### WHAT TO WORK ON
Could you return every record below without changing a word?

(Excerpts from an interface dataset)
•••

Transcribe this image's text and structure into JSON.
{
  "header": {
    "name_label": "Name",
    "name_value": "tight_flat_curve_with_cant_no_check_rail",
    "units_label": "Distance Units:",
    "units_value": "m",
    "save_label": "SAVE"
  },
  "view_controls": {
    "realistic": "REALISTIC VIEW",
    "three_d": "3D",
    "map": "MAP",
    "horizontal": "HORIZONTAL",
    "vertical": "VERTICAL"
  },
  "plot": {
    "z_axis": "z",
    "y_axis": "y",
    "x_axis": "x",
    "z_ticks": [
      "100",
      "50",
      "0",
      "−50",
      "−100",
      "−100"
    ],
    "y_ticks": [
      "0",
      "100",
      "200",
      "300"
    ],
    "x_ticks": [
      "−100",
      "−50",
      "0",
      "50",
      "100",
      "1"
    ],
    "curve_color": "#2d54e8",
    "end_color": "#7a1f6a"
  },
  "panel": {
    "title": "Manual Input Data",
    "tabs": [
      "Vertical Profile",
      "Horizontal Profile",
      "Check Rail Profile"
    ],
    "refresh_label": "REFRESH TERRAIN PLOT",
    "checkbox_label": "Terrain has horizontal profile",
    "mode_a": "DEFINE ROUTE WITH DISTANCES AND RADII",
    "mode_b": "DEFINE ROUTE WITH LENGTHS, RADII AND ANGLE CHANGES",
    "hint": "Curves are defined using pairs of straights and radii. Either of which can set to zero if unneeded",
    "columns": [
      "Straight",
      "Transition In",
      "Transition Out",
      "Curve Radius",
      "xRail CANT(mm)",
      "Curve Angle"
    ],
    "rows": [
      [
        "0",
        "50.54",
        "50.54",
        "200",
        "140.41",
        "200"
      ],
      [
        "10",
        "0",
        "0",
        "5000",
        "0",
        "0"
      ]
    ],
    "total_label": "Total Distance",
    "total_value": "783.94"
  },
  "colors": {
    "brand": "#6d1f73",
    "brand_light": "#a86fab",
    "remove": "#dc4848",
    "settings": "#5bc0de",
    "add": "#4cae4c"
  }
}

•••

### REPLY TO THE EXERCISE
Transcribe this image's text and structure into JSON.
{
  "header": {
    "name_label": "Name",
    "name_value": "tight_flat_curve_with_cant_no_check_rail",
    "units_label": "Distance Units:",
    "units_value": "m",
    "save_label": "SAVE"
  },
  "view_controls": {
    "realistic": "REALISTIC VIEW",
    "three_d": "3D",
    "map": "MAP",
    "horizontal": "HORIZONTAL",
    "vertical": "VERTICAL"
  },
  "plot": {
    "z_axis": "z",
    "y_axis": "y",
    "x_axis": "x",
    "z_ticks": [
      "100",
      "50",
      "0",
      "−50",
      "−100",
      "−100"
    ],
    "y_ticks": [
      "0",
      "100",
      "200",
      "300"
    ],
    "x_ticks": [
      "−100",
      "−50",
      "0",
      "50",
      "100",
      "1"
    ],
    "curve_color": "#2d54e8",
    "end_color": "#7a1f6a"
  },
  "panel": {
    "title": "Manual Input Data",
    "tabs": [
      "Vertical Profile",
      "Horizontal Profile",
      "Check Rail Profile"
    ],
    "refresh_label": "REFRESH TERRAIN PLOT",
    "checkbox_label": "Terrain has horizontal profile",
    "mode_a": "DEFINE ROUTE WITH DISTANCES AND RADII",
    "mode_b": "DEFINE ROUTE WITH LENGTHS, RADII AND ANGLE CHANGES",
    "hint": "Curves are defined using pairs of straights and radii. Either of which can set to zero if unneeded",
    "columns": [
      "Straight",
      "Transition In",
      "Transition Out",
      "Curve Radius",
      "xRail CANT(mm)",
      "Curve Angle"
    ],
    "rows": [
      [
        "0",
        "50.54",
        "50.54",
        "200",
        "140.41",
        "200"
      ],
      [
        "10",
        "0",
        "0",
        "5000",
        "0",
        "0"
      ]
    ],
    "total_label": "Total Distance",
    "total_value": "783.94"
  },
  "colors": {
    "brand": "#6d1f73",
    "brand_light": "#a86fab",
    "remove": "#dc4848",
    "settings": "#5bc0de",
    "add": "#4cae4c"
  }
}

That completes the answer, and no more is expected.